- **How to complete this task**
Lines in the records below that contain the word "text" must each be copied.

- **Information**
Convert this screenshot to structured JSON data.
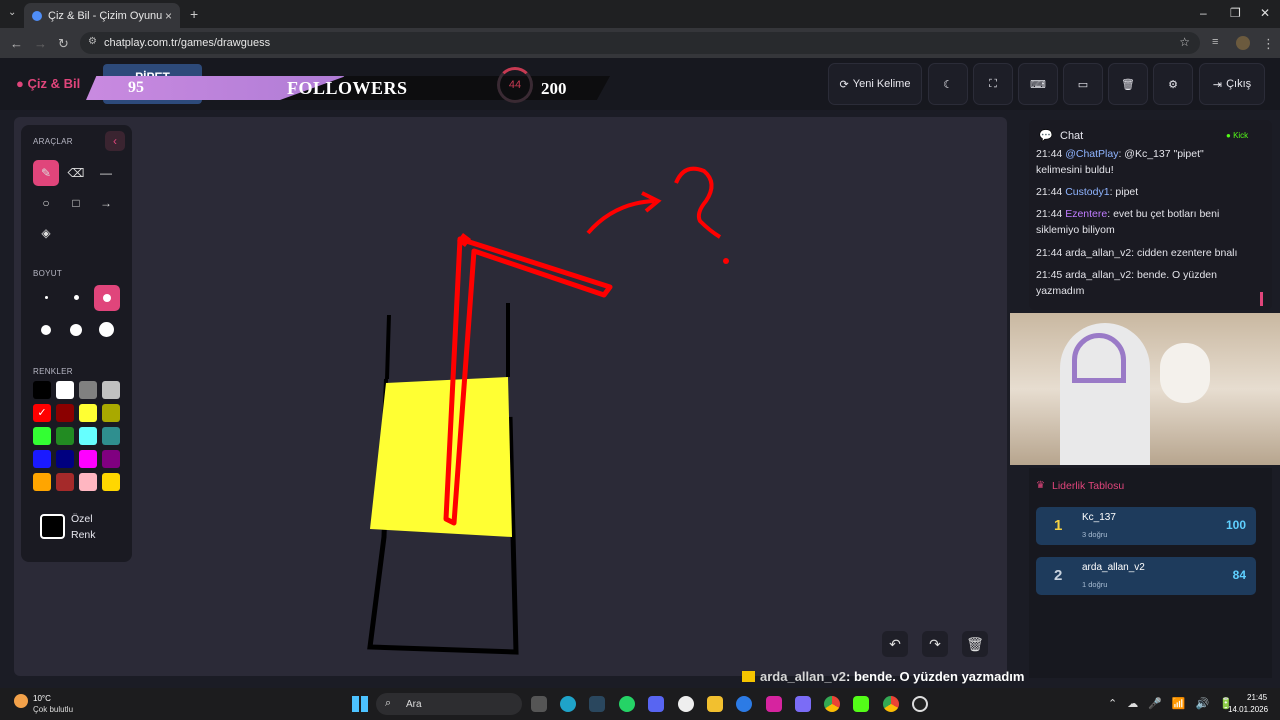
{
  "browser": {
    "tab_title": "Çiz & Bil - Çizim Oyunu",
    "url": "chatplay.com.tr/games/drawguess"
  },
  "header": {
    "logo": "Çiz & Bil",
    "word": "PİPET",
    "followers_count": "95",
    "followers_label": "FOLLOWERS",
    "timer": "44",
    "goal": "200",
    "new_word_label": "Yeni Kelime",
    "logout_label": "Çıkış"
  },
  "tools": {
    "title": "ARAÇLAR",
    "size_title": "BOYUT",
    "colors_title": "RENKLER",
    "custom_color_label1": "Özel",
    "custom_color_label2": "Renk",
    "colors": [
      "#000000",
      "#ffffff",
      "#808080",
      "#c0c0c0",
      "#ff0000",
      "#8b0000",
      "#ffff33",
      "#a9a900",
      "#33ff33",
      "#228b22",
      "#66ffff",
      "#2f8f8f",
      "#1a1aff",
      "#000080",
      "#ff00ff",
      "#800080",
      "#ffa500",
      "#a52a2a",
      "#ffb6c1",
      "#ffd700"
    ]
  },
  "chat": {
    "title": "Chat",
    "platform": "Kick",
    "messages": [
      {
        "time": "21:44",
        "user": "@ChatPlay",
        "text": ": @Kc_137 \"pipet\" kelimesini buldu!",
        "user_color": "#8fb4ff"
      },
      {
        "time": "21:44",
        "user": "Custody1",
        "text": ": pipet",
        "user_color": "#8fb4ff"
      },
      {
        "time": "21:44",
        "user": "Ezentere",
        "text": ": evet bu çet botları beni siklemiyo biliyom",
        "user_color": "#c07cff"
      },
      {
        "time": "21:44",
        "user": "arda_allan_v2",
        "text": ": cidden ezentere bnalı",
        "user_color": "#e4e4ea"
      },
      {
        "time": "21:45",
        "user": "arda_allan_v2",
        "text": ": bende. O yüzden yazmadım",
        "user_color": "#e4e4ea"
      }
    ]
  },
  "leaderboard": {
    "title": "Liderlik Tablosu",
    "rows": [
      {
        "rank": "1",
        "name": "Kc_137",
        "sub": "3 doğru",
        "score": "100"
      },
      {
        "rank": "2",
        "name": "arda_allan_v2",
        "sub": "1 doğru",
        "score": "84"
      }
    ]
  },
  "ticker": {
    "user": "arda_allan_v2",
    "text": ": bende. O yüzden yazmadım"
  },
  "taskbar": {
    "weather_temp": "10°C",
    "weather_desc": "Çok bulutlu",
    "search_placeholder": "Ara",
    "time": "21:45",
    "date": "14.01.2026"
  }
}
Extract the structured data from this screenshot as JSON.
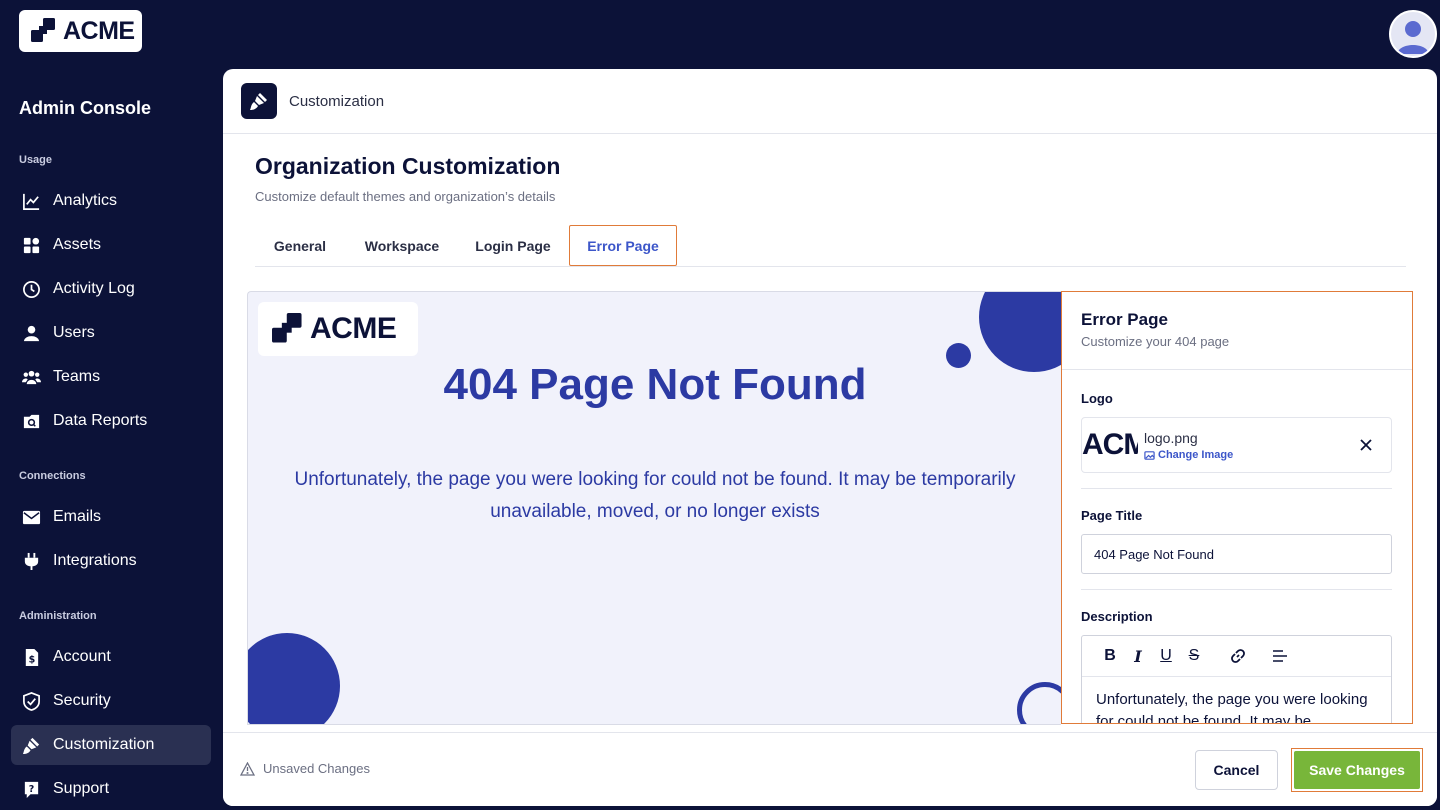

- **Written solution**
        "text": ": @Kc_137 \"pipet\" kelimesini buldu!",
        "text": ": pipet",
        "text": ": evet bu çet botları beni siklemiyo biliyom",
        "text": ": cidden ezentere bnalı",
        "text": ": bende. O yüzden yazmadım",
    "text": ": bende. O yüzden yazmadım"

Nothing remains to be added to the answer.